Dataset rows describing interfaces:
========================

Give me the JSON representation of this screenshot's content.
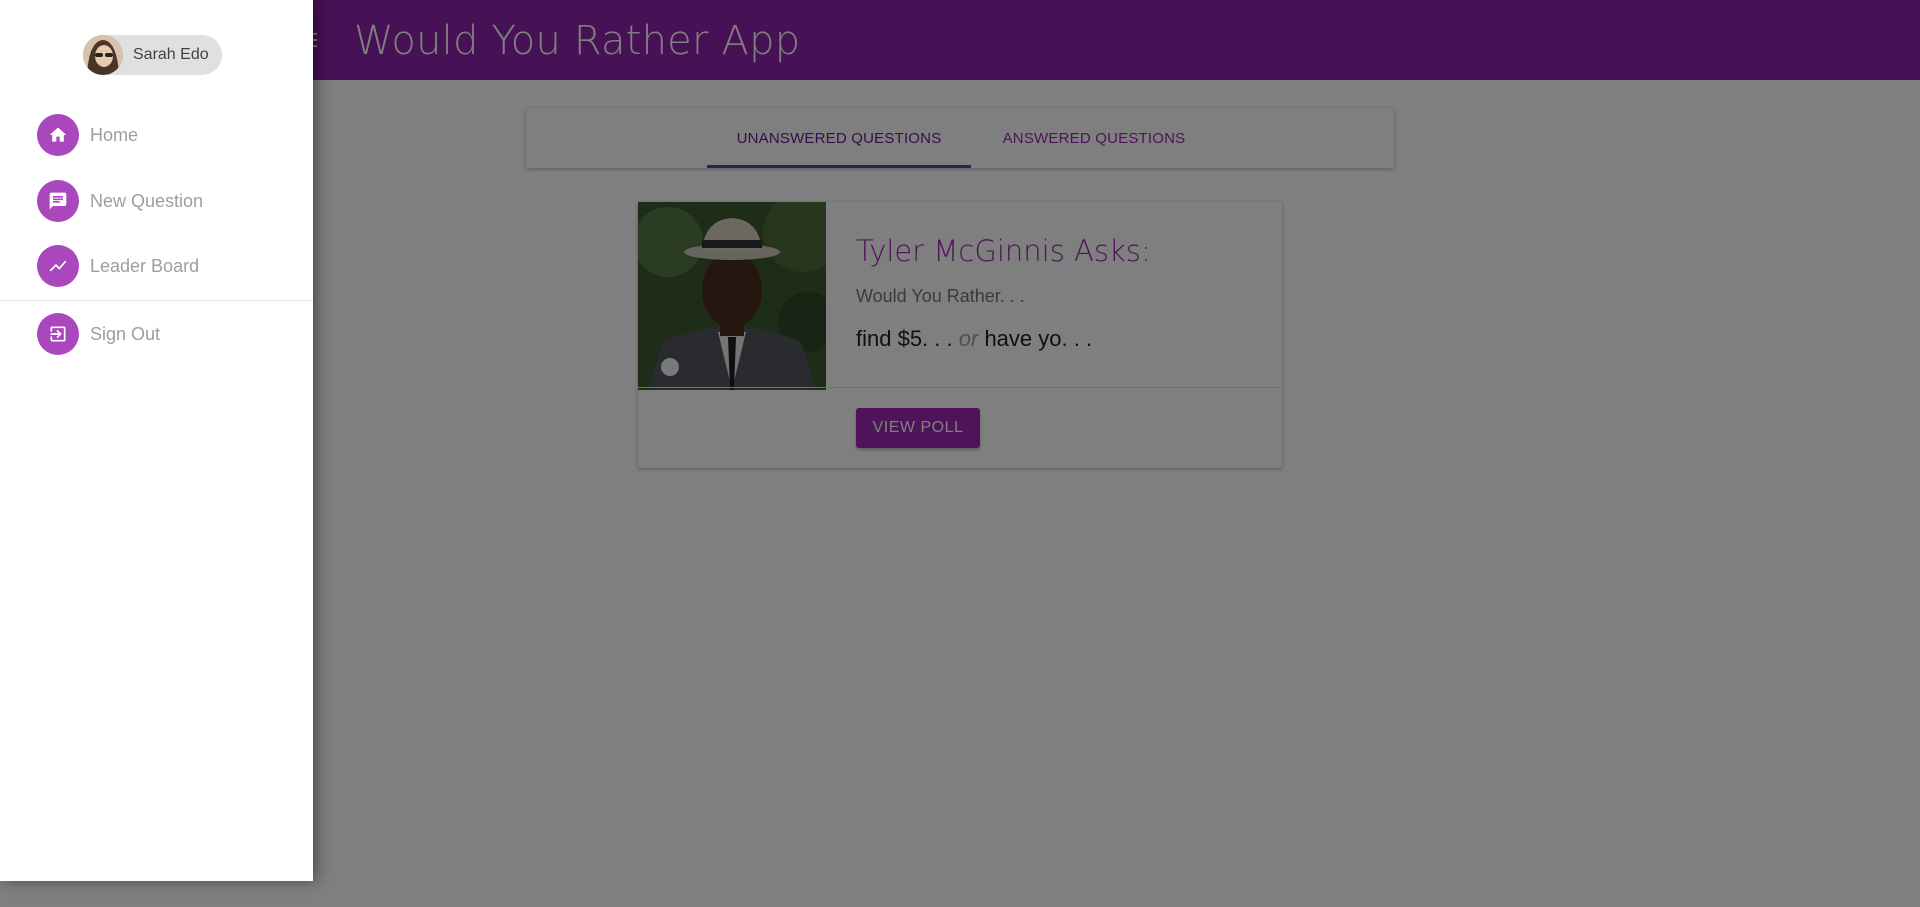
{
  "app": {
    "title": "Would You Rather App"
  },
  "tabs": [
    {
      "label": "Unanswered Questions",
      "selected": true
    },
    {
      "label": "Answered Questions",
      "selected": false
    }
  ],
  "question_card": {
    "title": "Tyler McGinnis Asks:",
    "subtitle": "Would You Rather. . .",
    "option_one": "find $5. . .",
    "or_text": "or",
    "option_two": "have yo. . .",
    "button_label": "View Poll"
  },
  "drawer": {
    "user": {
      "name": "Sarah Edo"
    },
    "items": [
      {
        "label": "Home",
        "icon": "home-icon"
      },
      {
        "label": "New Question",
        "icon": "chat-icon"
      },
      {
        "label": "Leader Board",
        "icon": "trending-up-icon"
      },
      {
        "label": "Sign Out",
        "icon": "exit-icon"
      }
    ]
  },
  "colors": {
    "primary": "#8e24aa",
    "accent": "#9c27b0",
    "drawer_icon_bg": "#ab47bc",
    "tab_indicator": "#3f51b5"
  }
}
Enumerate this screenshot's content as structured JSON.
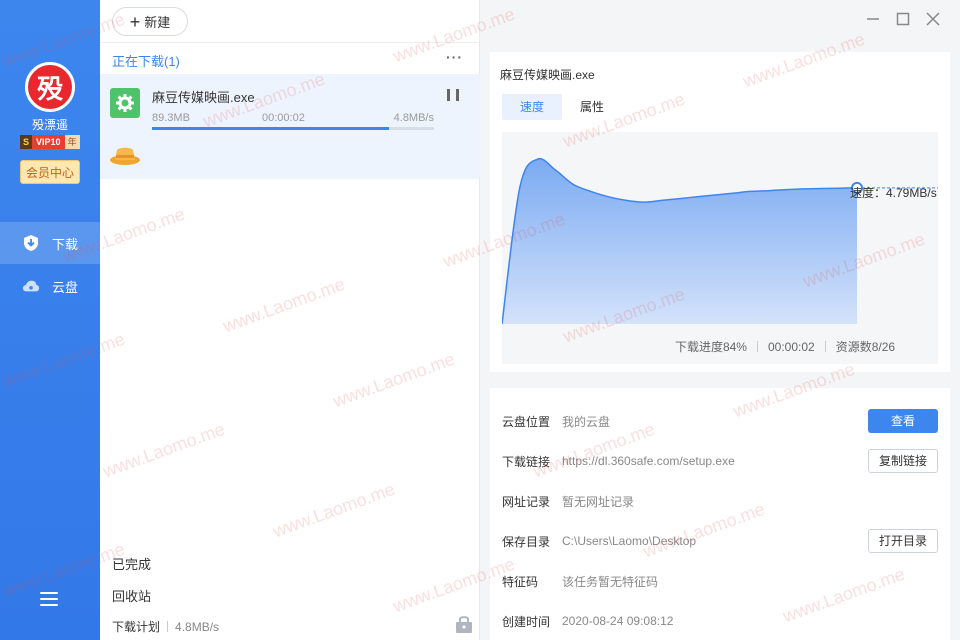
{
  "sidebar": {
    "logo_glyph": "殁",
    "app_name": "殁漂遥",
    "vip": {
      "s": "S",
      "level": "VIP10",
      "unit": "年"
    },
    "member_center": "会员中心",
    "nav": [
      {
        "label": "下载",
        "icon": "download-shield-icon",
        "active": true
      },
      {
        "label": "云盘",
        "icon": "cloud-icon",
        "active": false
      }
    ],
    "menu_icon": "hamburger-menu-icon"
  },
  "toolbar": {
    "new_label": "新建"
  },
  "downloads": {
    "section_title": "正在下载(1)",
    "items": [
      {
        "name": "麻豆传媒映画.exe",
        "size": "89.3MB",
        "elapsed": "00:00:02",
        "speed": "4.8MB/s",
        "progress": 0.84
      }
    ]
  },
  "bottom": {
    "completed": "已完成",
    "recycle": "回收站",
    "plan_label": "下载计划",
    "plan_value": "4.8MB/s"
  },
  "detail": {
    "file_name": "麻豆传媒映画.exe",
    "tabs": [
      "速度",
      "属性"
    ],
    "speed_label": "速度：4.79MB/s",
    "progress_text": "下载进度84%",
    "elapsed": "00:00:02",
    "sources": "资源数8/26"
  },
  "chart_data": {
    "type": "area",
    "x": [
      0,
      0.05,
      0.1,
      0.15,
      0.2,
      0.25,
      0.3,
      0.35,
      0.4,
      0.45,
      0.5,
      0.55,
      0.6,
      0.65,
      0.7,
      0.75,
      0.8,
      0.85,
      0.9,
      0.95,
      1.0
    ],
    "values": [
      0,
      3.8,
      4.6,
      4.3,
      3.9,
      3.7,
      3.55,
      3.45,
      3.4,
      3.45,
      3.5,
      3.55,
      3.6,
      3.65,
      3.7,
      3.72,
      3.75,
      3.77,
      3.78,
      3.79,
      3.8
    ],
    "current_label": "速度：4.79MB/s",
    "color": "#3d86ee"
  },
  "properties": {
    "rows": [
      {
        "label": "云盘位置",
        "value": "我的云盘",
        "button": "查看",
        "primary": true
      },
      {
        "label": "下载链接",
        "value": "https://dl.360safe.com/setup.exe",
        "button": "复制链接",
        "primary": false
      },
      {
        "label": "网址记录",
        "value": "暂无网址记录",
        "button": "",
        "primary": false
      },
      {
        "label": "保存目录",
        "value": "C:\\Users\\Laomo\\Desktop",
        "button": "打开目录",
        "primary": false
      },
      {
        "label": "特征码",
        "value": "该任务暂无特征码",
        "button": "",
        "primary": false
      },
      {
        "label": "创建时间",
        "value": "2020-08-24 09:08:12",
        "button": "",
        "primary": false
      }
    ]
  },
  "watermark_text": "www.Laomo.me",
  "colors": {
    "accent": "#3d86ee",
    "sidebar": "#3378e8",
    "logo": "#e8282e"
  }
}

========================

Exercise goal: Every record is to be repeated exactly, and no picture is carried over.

The completed task:
Give me the JSON representation of this screenshot's content.
{
  "app": {
    "title": "Would You Rather App"
  },
  "tabs": [
    {
      "label": "Unanswered Questions",
      "selected": true
    },
    {
      "label": "Answered Questions",
      "selected": false
    }
  ],
  "question_card": {
    "title": "Tyler McGinnis Asks:",
    "subtitle": "Would You Rather. . .",
    "option_one": "find $5. . .",
    "or_text": "or",
    "option_two": "have yo. . .",
    "button_label": "View Poll"
  },
  "drawer": {
    "user": {
      "name": "Sarah Edo"
    },
    "items": [
      {
        "label": "Home",
        "icon": "home-icon"
      },
      {
        "label": "New Question",
        "icon": "chat-icon"
      },
      {
        "label": "Leader Board",
        "icon": "trending-up-icon"
      },
      {
        "label": "Sign Out",
        "icon": "exit-icon"
      }
    ]
  },
  "colors": {
    "primary": "#8e24aa",
    "accent": "#9c27b0",
    "drawer_icon_bg": "#ab47bc",
    "tab_indicator": "#3f51b5"
  }
}
Enumerate this screenshot's content as structured JSON.
{
  "sidebar": {
    "logo_glyph": "殁",
    "app_name": "殁漂遥",
    "vip": {
      "s": "S",
      "level": "VIP10",
      "unit": "年"
    },
    "member_center": "会员中心",
    "nav": [
      {
        "label": "下载",
        "icon": "download-shield-icon",
        "active": true
      },
      {
        "label": "云盘",
        "icon": "cloud-icon",
        "active": false
      }
    ],
    "menu_icon": "hamburger-menu-icon"
  },
  "toolbar": {
    "new_label": "新建"
  },
  "downloads": {
    "section_title": "正在下载(1)",
    "items": [
      {
        "name": "麻豆传媒映画.exe",
        "size": "89.3MB",
        "elapsed": "00:00:02",
        "speed": "4.8MB/s",
        "progress": 0.84
      }
    ]
  },
  "bottom": {
    "completed": "已完成",
    "recycle": "回收站",
    "plan_label": "下载计划",
    "plan_value": "4.8MB/s"
  },
  "detail": {
    "file_name": "麻豆传媒映画.exe",
    "tabs": [
      "速度",
      "属性"
    ],
    "speed_label": "速度：4.79MB/s",
    "progress_text": "下载进度84%",
    "elapsed": "00:00:02",
    "sources": "资源数8/26"
  },
  "chart_data": {
    "type": "area",
    "x": [
      0,
      0.05,
      0.1,
      0.15,
      0.2,
      0.25,
      0.3,
      0.35,
      0.4,
      0.45,
      0.5,
      0.55,
      0.6,
      0.65,
      0.7,
      0.75,
      0.8,
      0.85,
      0.9,
      0.95,
      1.0
    ],
    "values": [
      0,
      3.8,
      4.6,
      4.3,
      3.9,
      3.7,
      3.55,
      3.45,
      3.4,
      3.45,
      3.5,
      3.55,
      3.6,
      3.65,
      3.7,
      3.72,
      3.75,
      3.77,
      3.78,
      3.79,
      3.8
    ],
    "current_label": "速度：4.79MB/s",
    "color": "#3d86ee"
  },
  "properties": {
    "rows": [
      {
        "label": "云盘位置",
        "value": "我的云盘",
        "button": "查看",
        "primary": true
      },
      {
        "label": "下载链接",
        "value": "https://dl.360safe.com/setup.exe",
        "button": "复制链接",
        "primary": false
      },
      {
        "label": "网址记录",
        "value": "暂无网址记录",
        "button": "",
        "primary": false
      },
      {
        "label": "保存目录",
        "value": "C:\\Users\\Laomo\\Desktop",
        "button": "打开目录",
        "primary": false
      },
      {
        "label": "特征码",
        "value": "该任务暂无特征码",
        "button": "",
        "primary": false
      },
      {
        "label": "创建时间",
        "value": "2020-08-24 09:08:12",
        "button": "",
        "primary": false
      }
    ]
  },
  "watermark_text": "www.Laomo.me",
  "colors": {
    "accent": "#3d86ee",
    "sidebar": "#3378e8",
    "logo": "#e8282e"
  }
}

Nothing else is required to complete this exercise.